“I think that we were good in Game 4, and maybe better than we have been in a couple of the other games, in terms of getting to the inside,” Bylsma said. “We were close to second chance opportunities. … We have to continue to get better at that to fight for those chances.”
Getting to those loose pucks and rebound opportunities, however, is easier said than done against the Canadiens because of the way they play defense.
“Our focus needs to be on second-chance opportunities. We have to get there with more bodies and more pucks and not look for outside or rush plays and not try to take guys one-on-one. We have to have that mentality that it will be second chances with people at the net.” - Dan Bylsma
Montreal tends to back all five skaters into the house area in the defensive zone, hoping to play defense just well enough so that teams are forced to take low-percentage shots from the perimeter.
When those shots then get onto Halak, the Canadiens are good at boxing away the opposing team’s forwards, severely limiting the amount of second-chance shots.
Getting inside the Canadiens’ defensive box won’t require rocket science for the Penguins, but instead a willingness to go the extra effort to make sure they make Halak feel uncomfortable in his crease.
“They are a tough defensive team – there is no question,” Staal said. “They are a much different team than Ottawa. They almost let you play in their end but they keep it tight. They get in front of shots and they have a lot of bodies in front which makes it tough to get rebounds. It’s not going to be easy to score goals but we have to find a way.”

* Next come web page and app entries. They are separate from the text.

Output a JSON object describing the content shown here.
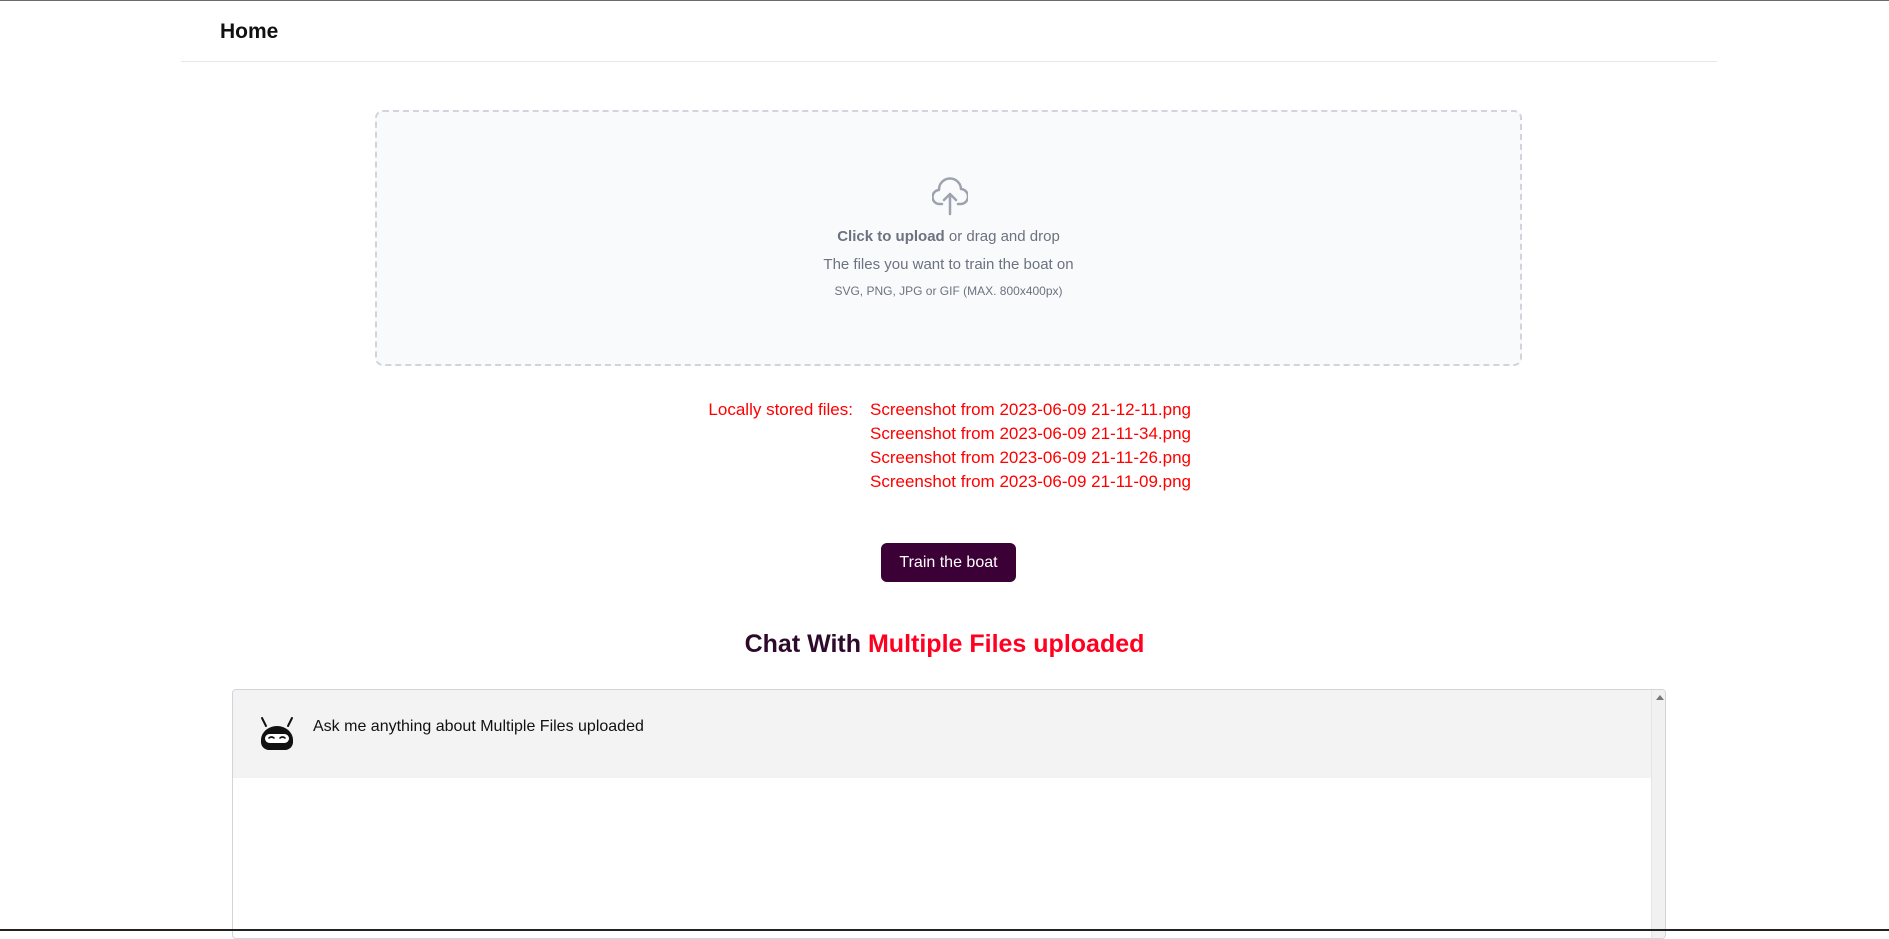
{
  "nav": {
    "title": "Home"
  },
  "upload": {
    "icon": "cloud-upload-icon",
    "click_text": "Click to upload",
    "drag_text": " or drag and drop",
    "description": "The files you want to train the boat on",
    "formats": "SVG, PNG, JPG or GIF (MAX. 800x400px)"
  },
  "files": {
    "label": "Locally stored files:",
    "items": [
      "Screenshot from 2023-06-09 21-12-11.png",
      "Screenshot from 2023-06-09 21-11-34.png",
      "Screenshot from 2023-06-09 21-11-26.png",
      "Screenshot from 2023-06-09 21-11-09.png"
    ]
  },
  "train_button": {
    "label": "Train the boat",
    "color": "#3b0035"
  },
  "chat": {
    "title_part1": "Chat With ",
    "title_part2": "Multiple Files uploaded",
    "title_color1": "#2d0a2b",
    "title_color2": "#ff0021",
    "greeting": "Ask me anything about Multiple Files uploaded",
    "avatar_icon": "robot-avatar-icon"
  }
}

Finding a way for the Penguins might include stealing a page from the Chicago Blackhawks.
Chicago was unable to create many rebound chances in front of Roberto Luongo in Game 1 of its Western Conference series with Vancouver, scoring just once in a 5-1 loss.
The Blackhawks have come back with a vengeance the last two games, tossing nine pucks into the twine behind Luongo as net-front presences such as Dustin Byfuglien, Andrew Ladd and Adam Burish have made life miserable on Luongo by opening up shooting lanes and cashing in on rebounds by standing just outside, and sometimes even inside, Luongo’s crease. In fact, Byfuglien’s big-body presence practically pushed Luongo into the cage when the Chicago forward notched his hat-trick goal in Game 3.
The Penguins have plenty of players willing to play this way too, including Cooke and Chris Kunitz
, who have both tallied against the Canadiens in the series. Another veteran warrior who knows a little bit about creating havoc in front is Bill Guerin, who has missed the past two games due to injury. His probable return in Game 5 should also help the Penguins get inside Halak’s grill.
“That’s part of what Billy brings, especially to our power play – that net-front presence,” Bylsma said. “He draws people there and adds traffic and creates second opportunities. … Hopefully we can get Billy back in there and add to the area that we need to be better at.”
Whether it’s Guerin, Cooke, Kunitz or any of the other flightless birds, getting to the net and creating more second-chance shots will be the No. 1 key on Saturday night for the Penguins if they want to take full advantage of the dominating zone time they are creating for themselves. As a veteran team with ample playoff experience, look for Pittsburgh to once again make that winning adjustment at the critical juncture in a series.
“Our focus needs to be on second-chance opportunities,” Bylsma said. “We have to get there with more bodies and more pucks and not look for outside or rush plays and not try to take guys one-on-one. We have to have that mentality that it will be second chances with people at the net.”